India’s largest telecom operator Vodafone-Idea, which has over 380 million users, owes the government $7.46 billion in statutory dues, out of which the company has deposited $350 million as first instalment. Vodafone-Idea has developed a cost-cutting method to stay afloat in the market amid the current crisis, The Economic Times reported on Wednesday.
According to reports, Vodafone-Idea is curtailing its operations in cities where it has a weaker user base and merging them with stronger service circles. In the near future, the company could also take the drastic step of giving up its spectrum in cities with fewer customers.
In November 2019, Nick Reed, the CEO of UK-headquarted Vodafone revealed that the company’s situation in India has been very challenging for a long time.
Later in January, Kumar Manglam Birla, chairman of Vodafone-Idea hinted that the British company could even wrap up its India operations.
Reeling from losses, Vodafone-Idea appealed to the Supreme Court of India in February for an extension of its payment deadline which is currently set for 17 March.
Along with Vodafone-Idea, Airtel, with its 144 million users, also needs to provide the government with $5 billion as part of its AGR dues.

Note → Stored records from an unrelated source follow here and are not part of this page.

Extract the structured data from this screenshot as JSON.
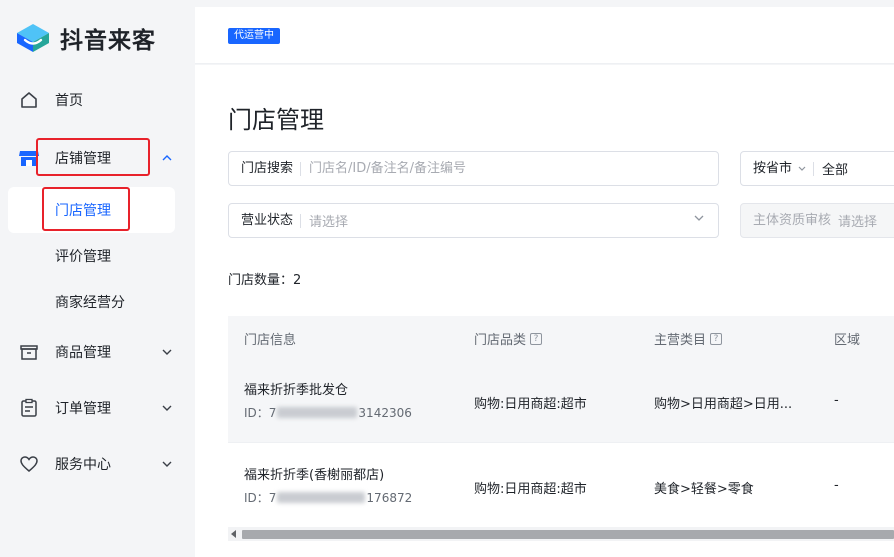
{
  "brand": {
    "name": "抖音来客"
  },
  "sidebar": {
    "items": [
      {
        "label": "首页",
        "icon": "home-icon"
      },
      {
        "label": "店铺管理",
        "icon": "shop-icon",
        "expanded": true,
        "children": [
          {
            "label": "门店管理",
            "active": true
          },
          {
            "label": "评价管理"
          },
          {
            "label": "商家经营分"
          }
        ]
      },
      {
        "label": "商品管理",
        "icon": "product-box-icon"
      },
      {
        "label": "订单管理",
        "icon": "order-clipboard-icon"
      },
      {
        "label": "服务中心",
        "icon": "heart-service-icon"
      }
    ]
  },
  "header": {
    "badge": "代运营中"
  },
  "page": {
    "title": "门店管理"
  },
  "filters": {
    "search": {
      "label": "门店搜索",
      "placeholder": "门店名/ID/备注名/备注编号"
    },
    "region": {
      "label": "按省市",
      "value": "全部"
    },
    "status": {
      "label": "营业状态",
      "placeholder": "请选择"
    },
    "qualification": {
      "label": "主体资质审核",
      "placeholder": "请选择"
    }
  },
  "summary": {
    "count_label": "门店数量：2"
  },
  "table": {
    "columns": [
      "门店信息",
      "门店品类",
      "主营类目",
      "区域"
    ],
    "rows": [
      {
        "name": "福来折折季批发仓",
        "id_prefix": "ID：7",
        "id_suffix": "3142306",
        "category": "购物:日用商超:超市",
        "main_category": "购物>日用商超>日用...",
        "region": "-"
      },
      {
        "name": "福来折折季(香榭丽都店)",
        "id_prefix": "ID：7",
        "id_suffix": "176872",
        "category": "购物:日用商超:超市",
        "main_category": "美食>轻餐>零食",
        "region": "-"
      }
    ]
  },
  "colors": {
    "accent": "#1966ff",
    "highlight": "#e8222b"
  }
}
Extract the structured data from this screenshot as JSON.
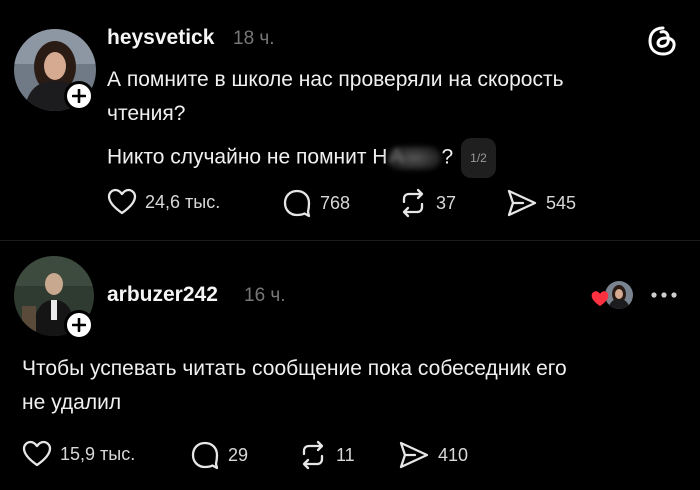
{
  "post1": {
    "username": "heysvetick",
    "time": "18 ч.",
    "line1": "А помните в школе нас проверяли на скорость",
    "line2": "чтения?",
    "line3_before": "Никто случайно не помнит Н",
    "line3_after": "?",
    "line3_blur_tail": "А",
    "page_indicator": "1/2",
    "likes": "24,6 тыс.",
    "comments": "768",
    "reposts": "37",
    "shares": "545"
  },
  "post2": {
    "username": "arbuzer242",
    "time": "16 ч.",
    "line1": "Чтобы успевать читать сообщение пока собеседник его",
    "line2": "не удалил",
    "likes": "15,9 тыс.",
    "comments": "29",
    "reposts": "11",
    "shares": "410"
  },
  "icons": {
    "app": "threads-logo-icon",
    "like": "heart-icon",
    "comment": "comment-bubble-icon",
    "repost": "repost-icon",
    "share": "send-icon",
    "more": "more-dots-icon",
    "liked_by_author": "heart-filled-icon"
  },
  "colors": {
    "background": "#000000",
    "text": "#f0f0f0",
    "muted": "#777777",
    "heart": "#ff3040"
  }
}
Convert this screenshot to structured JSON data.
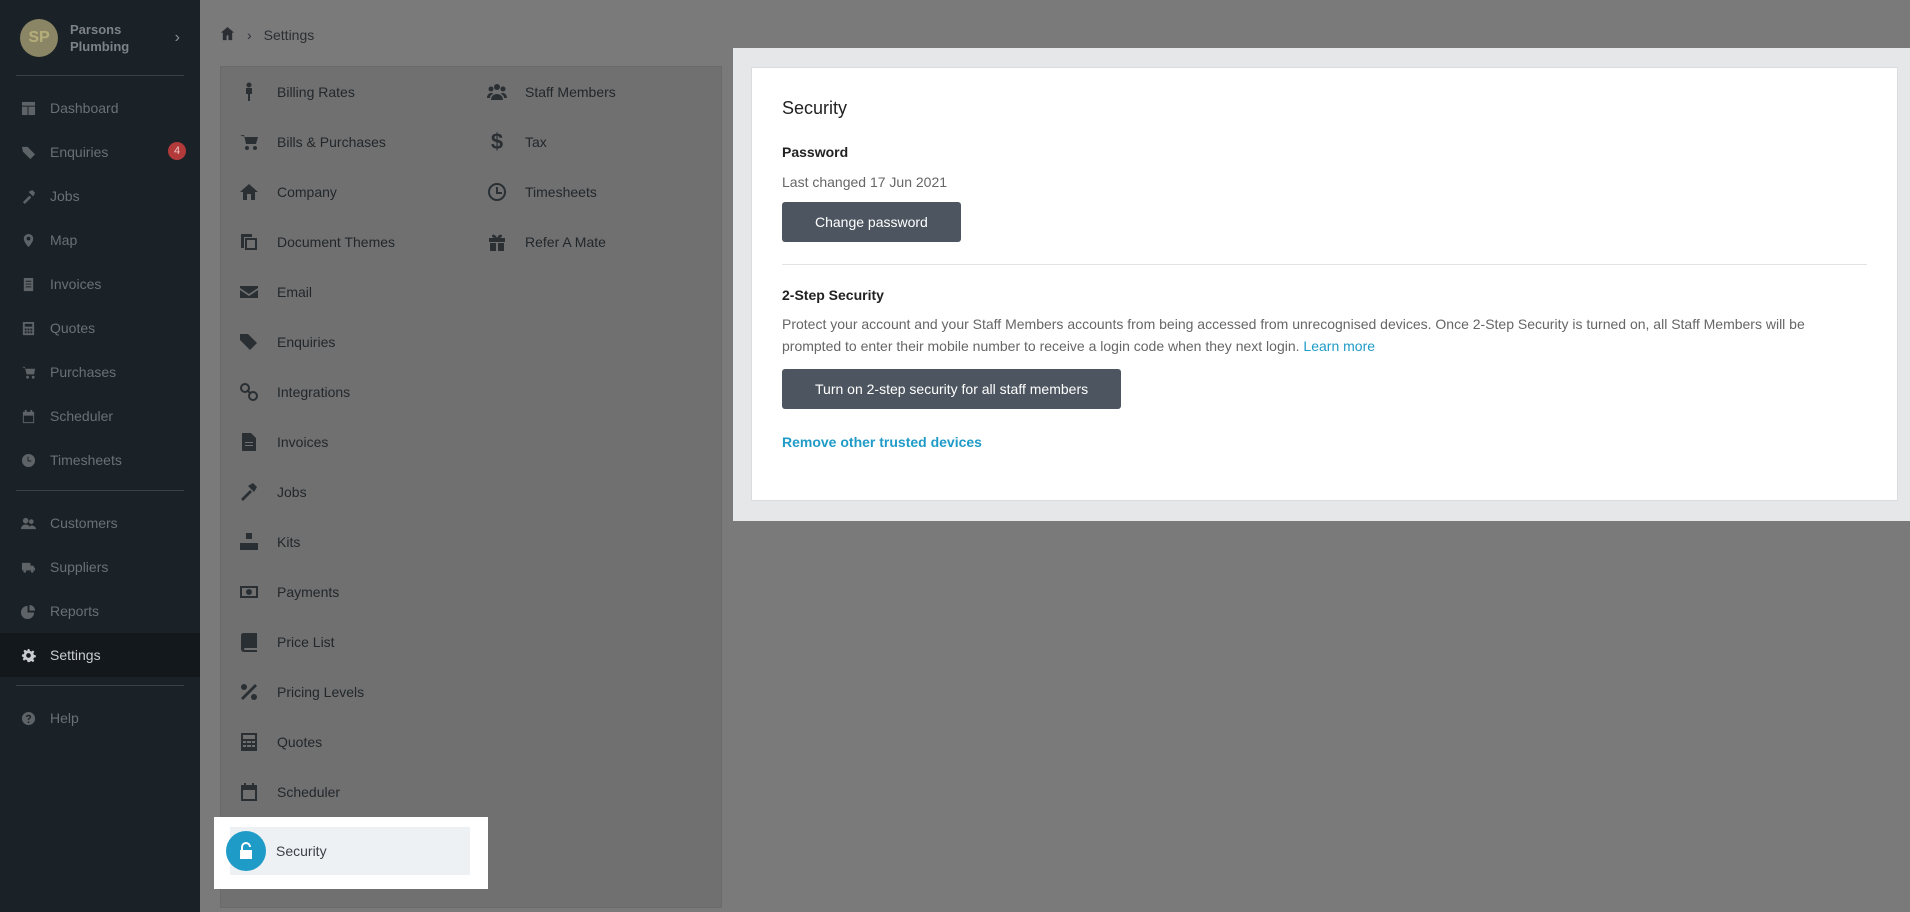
{
  "brand": {
    "initials": "SP",
    "name": "Parsons Plumbing"
  },
  "sidebar": {
    "group1": [
      {
        "label": "Dashboard",
        "icon": "dashboard-icon"
      },
      {
        "label": "Enquiries",
        "icon": "tags-icon",
        "badge": "4"
      },
      {
        "label": "Jobs",
        "icon": "hammer-icon"
      },
      {
        "label": "Map",
        "icon": "map-pin-icon"
      },
      {
        "label": "Invoices",
        "icon": "invoice-icon"
      },
      {
        "label": "Quotes",
        "icon": "calculator-icon"
      },
      {
        "label": "Purchases",
        "icon": "cart-icon"
      },
      {
        "label": "Scheduler",
        "icon": "calendar-icon"
      },
      {
        "label": "Timesheets",
        "icon": "clock-icon"
      }
    ],
    "group2": [
      {
        "label": "Customers",
        "icon": "users-icon"
      },
      {
        "label": "Suppliers",
        "icon": "truck-icon"
      },
      {
        "label": "Reports",
        "icon": "pie-chart-icon"
      },
      {
        "label": "Settings",
        "icon": "gear-icon",
        "active": true
      }
    ],
    "group3": [
      {
        "label": "Help",
        "icon": "help-icon"
      }
    ]
  },
  "breadcrumb": {
    "current": "Settings"
  },
  "settings_menu": {
    "col1": [
      {
        "label": "Billing Rates",
        "icon": "person-icon"
      },
      {
        "label": "Bills & Purchases",
        "icon": "cart-icon"
      },
      {
        "label": "Company",
        "icon": "home-icon"
      },
      {
        "label": "Document Themes",
        "icon": "copy-icon"
      },
      {
        "label": "Email",
        "icon": "envelope-icon"
      },
      {
        "label": "Enquiries",
        "icon": "tags-icon"
      },
      {
        "label": "Integrations",
        "icon": "link-icon"
      },
      {
        "label": "Invoices",
        "icon": "file-icon"
      },
      {
        "label": "Jobs",
        "icon": "hammer-icon"
      },
      {
        "label": "Kits",
        "icon": "cubes-icon"
      },
      {
        "label": "Payments",
        "icon": "money-icon"
      },
      {
        "label": "Price List",
        "icon": "book-icon"
      },
      {
        "label": "Pricing Levels",
        "icon": "percent-icon"
      },
      {
        "label": "Quotes",
        "icon": "calculator-icon"
      },
      {
        "label": "Scheduler",
        "icon": "calendar-icon"
      }
    ],
    "col2": [
      {
        "label": "Staff Members",
        "icon": "users-icon"
      },
      {
        "label": "Tax",
        "icon": "dollar-icon"
      },
      {
        "label": "Timesheets",
        "icon": "clock-icon"
      },
      {
        "label": "Refer A Mate",
        "icon": "gift-icon"
      }
    ],
    "security": {
      "label": "Security",
      "icon": "unlock-icon"
    }
  },
  "security_card": {
    "title": "Security",
    "password_heading": "Password",
    "last_changed": "Last changed 17 Jun 2021",
    "change_password_label": "Change password",
    "two_step_heading": "2-Step Security",
    "two_step_text": "Protect your account and your Staff Members accounts from being accessed from unrecognised devices. Once 2-Step Security is turned on, all Staff Members will be prompted to enter their mobile number to receive a login code when they next login.",
    "learn_more": "Learn more",
    "turn_on_label": "Turn on 2-step security for all staff members",
    "remove_devices": "Remove other trusted devices"
  },
  "colors": {
    "accent": "#1f9bc7",
    "sidebar_bg": "#1b2227",
    "button_bg": "#4d5660",
    "badge": "#b23a3a"
  }
}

In 1994, under the National Telecom Policy, telecom operators in India got their licences for a fixed fee. However, as the fee was very high, the federal government offered to charge it in the form of a share of the AGR. The AGR tax includes licencing fees and spectrum charges, which are calculated on a percentage basis.
However, the companies subsequently failed to pay the specified revenue share to the government, which prompted the intervention of the Supreme Court.

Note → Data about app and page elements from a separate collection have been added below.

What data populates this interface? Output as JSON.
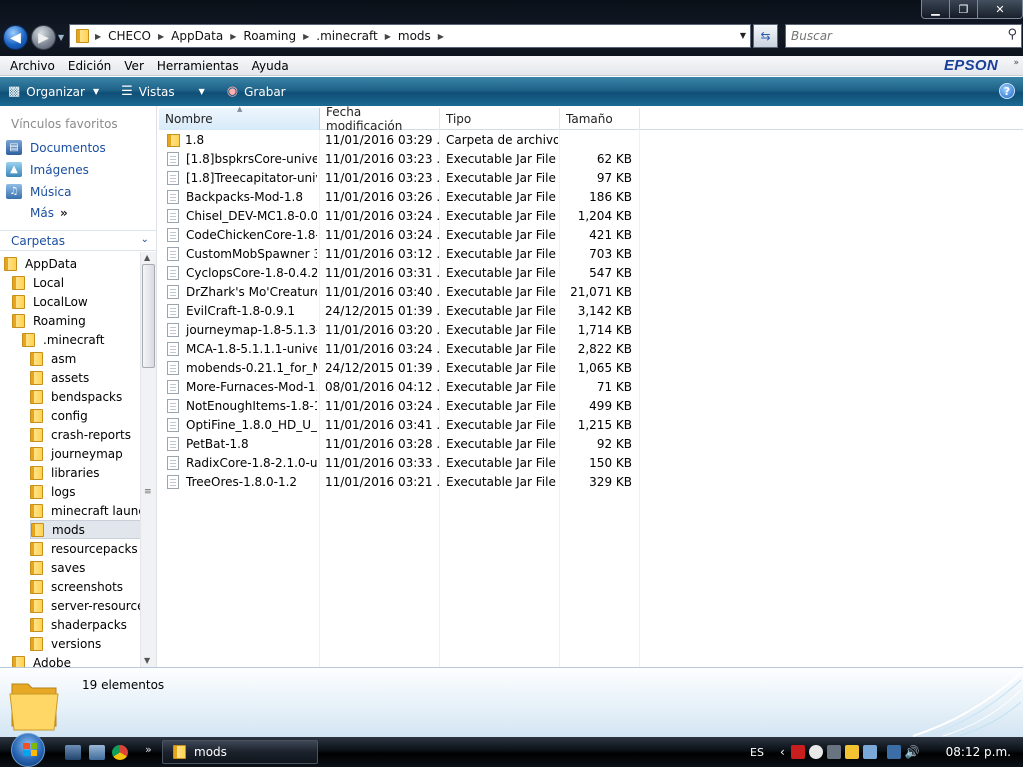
{
  "window": {
    "buttons": {
      "minimize": "▁",
      "maximize": "❐",
      "close": "✕"
    }
  },
  "address": {
    "path": [
      "CHECO",
      "AppData",
      "Roaming",
      ".minecraft",
      "mods"
    ]
  },
  "search": {
    "placeholder": "Buscar"
  },
  "menu": [
    "Archivo",
    "Edición",
    "Ver",
    "Herramientas",
    "Ayuda"
  ],
  "brand": "EPSON",
  "commands": {
    "organize": "Organizar",
    "views": "Vistas",
    "burn": "Grabar"
  },
  "nav": {
    "favorites_header": "Vínculos favoritos",
    "favorites": [
      "Documentos",
      "Imágenes",
      "Música",
      "Más"
    ],
    "folders_header": "Carpetas",
    "tree": [
      {
        "label": "AppData",
        "level": 0
      },
      {
        "label": "Local",
        "level": 1
      },
      {
        "label": "LocalLow",
        "level": 1
      },
      {
        "label": "Roaming",
        "level": 1
      },
      {
        "label": ".minecraft",
        "level": 2
      },
      {
        "label": "asm",
        "level": 3
      },
      {
        "label": "assets",
        "level": 3
      },
      {
        "label": "bendspacks",
        "level": 3
      },
      {
        "label": "config",
        "level": 3
      },
      {
        "label": "crash-reports",
        "level": 3
      },
      {
        "label": "journeymap",
        "level": 3
      },
      {
        "label": "libraries",
        "level": 3
      },
      {
        "label": "logs",
        "level": 3
      },
      {
        "label": "minecraft launch",
        "level": 3
      },
      {
        "label": "mods",
        "level": 3,
        "selected": true
      },
      {
        "label": "resourcepacks",
        "level": 3
      },
      {
        "label": "saves",
        "level": 3
      },
      {
        "label": "screenshots",
        "level": 3
      },
      {
        "label": "server-resource-",
        "level": 3
      },
      {
        "label": "shaderpacks",
        "level": 3
      },
      {
        "label": "versions",
        "level": 3
      },
      {
        "label": "Adobe",
        "level": 1
      }
    ]
  },
  "columns": [
    "Nombre",
    "Fecha modificación",
    "Tipo",
    "Tamaño"
  ],
  "files": [
    {
      "name": "1.8",
      "date": "11/01/2016 03:29 ...",
      "type": "Carpeta de archivos",
      "size": "",
      "folder": true
    },
    {
      "name": "[1.8]bspkrsCore-univer...",
      "date": "11/01/2016 03:23 ...",
      "type": "Executable Jar File",
      "size": "62 KB"
    },
    {
      "name": "[1.8]Treecapitator-univ...",
      "date": "11/01/2016 03:23 ...",
      "type": "Executable Jar File",
      "size": "97 KB"
    },
    {
      "name": "Backpacks-Mod-1.8",
      "date": "11/01/2016 03:26 ...",
      "type": "Executable Jar File",
      "size": "186 KB"
    },
    {
      "name": "Chisel_DEV-MC1.8-0.0...",
      "date": "11/01/2016 03:24 ...",
      "type": "Executable Jar File",
      "size": "1,204 KB"
    },
    {
      "name": "CodeChickenCore-1.8-...",
      "date": "11/01/2016 03:24 ...",
      "type": "Executable Jar File",
      "size": "421 KB"
    },
    {
      "name": "CustomMobSpawner 3....",
      "date": "11/01/2016 03:12 ...",
      "type": "Executable Jar File",
      "size": "703 KB"
    },
    {
      "name": "CyclopsCore-1.8-0.4.2",
      "date": "11/01/2016 03:31 ...",
      "type": "Executable Jar File",
      "size": "547 KB"
    },
    {
      "name": "DrZhark's Mo'Creature...",
      "date": "11/01/2016 03:40 ...",
      "type": "Executable Jar File",
      "size": "21,071 KB"
    },
    {
      "name": "EvilCraft-1.8-0.9.1",
      "date": "24/12/2015 01:39 ...",
      "type": "Executable Jar File",
      "size": "3,142 KB"
    },
    {
      "name": "journeymap-1.8-5.1.3-...",
      "date": "11/01/2016 03:20 ...",
      "type": "Executable Jar File",
      "size": "1,714 KB"
    },
    {
      "name": "MCA-1.8-5.1.1.1-unive...",
      "date": "11/01/2016 03:24 ...",
      "type": "Executable Jar File",
      "size": "2,822 KB"
    },
    {
      "name": "mobends-0.21.1_for_M...",
      "date": "24/12/2015 01:39 ...",
      "type": "Executable Jar File",
      "size": "1,065 KB"
    },
    {
      "name": "More-Furnaces-Mod-1.8",
      "date": "08/01/2016 04:12 ...",
      "type": "Executable Jar File",
      "size": "71 KB"
    },
    {
      "name": "NotEnoughItems-1.8-1....",
      "date": "11/01/2016 03:24 ...",
      "type": "Executable Jar File",
      "size": "499 KB"
    },
    {
      "name": "OptiFine_1.8.0_HD_U_G9",
      "date": "11/01/2016 03:41 ...",
      "type": "Executable Jar File",
      "size": "1,215 KB"
    },
    {
      "name": "PetBat-1.8",
      "date": "11/01/2016 03:28 ...",
      "type": "Executable Jar File",
      "size": "92 KB"
    },
    {
      "name": "RadixCore-1.8-2.1.0-un...",
      "date": "11/01/2016 03:33 ...",
      "type": "Executable Jar File",
      "size": "150 KB"
    },
    {
      "name": "TreeOres-1.8.0-1.2",
      "date": "11/01/2016 03:21 ...",
      "type": "Executable Jar File",
      "size": "329 KB"
    }
  ],
  "status": {
    "count": "19 elementos"
  },
  "taskbar": {
    "task": "mods",
    "lang": "ES",
    "clock": "08:12 p.m."
  },
  "colors": {
    "accent": "#1f6288",
    "link": "#1a4e9e",
    "brand": "#1a3e9a"
  }
}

India's top court ruled in favour of the government last October and came down heavily on both the government and the telecom players on 14 February as no payment had been made by then. The operators then shelled out $2.25 billion after being censured by the Supreme Court.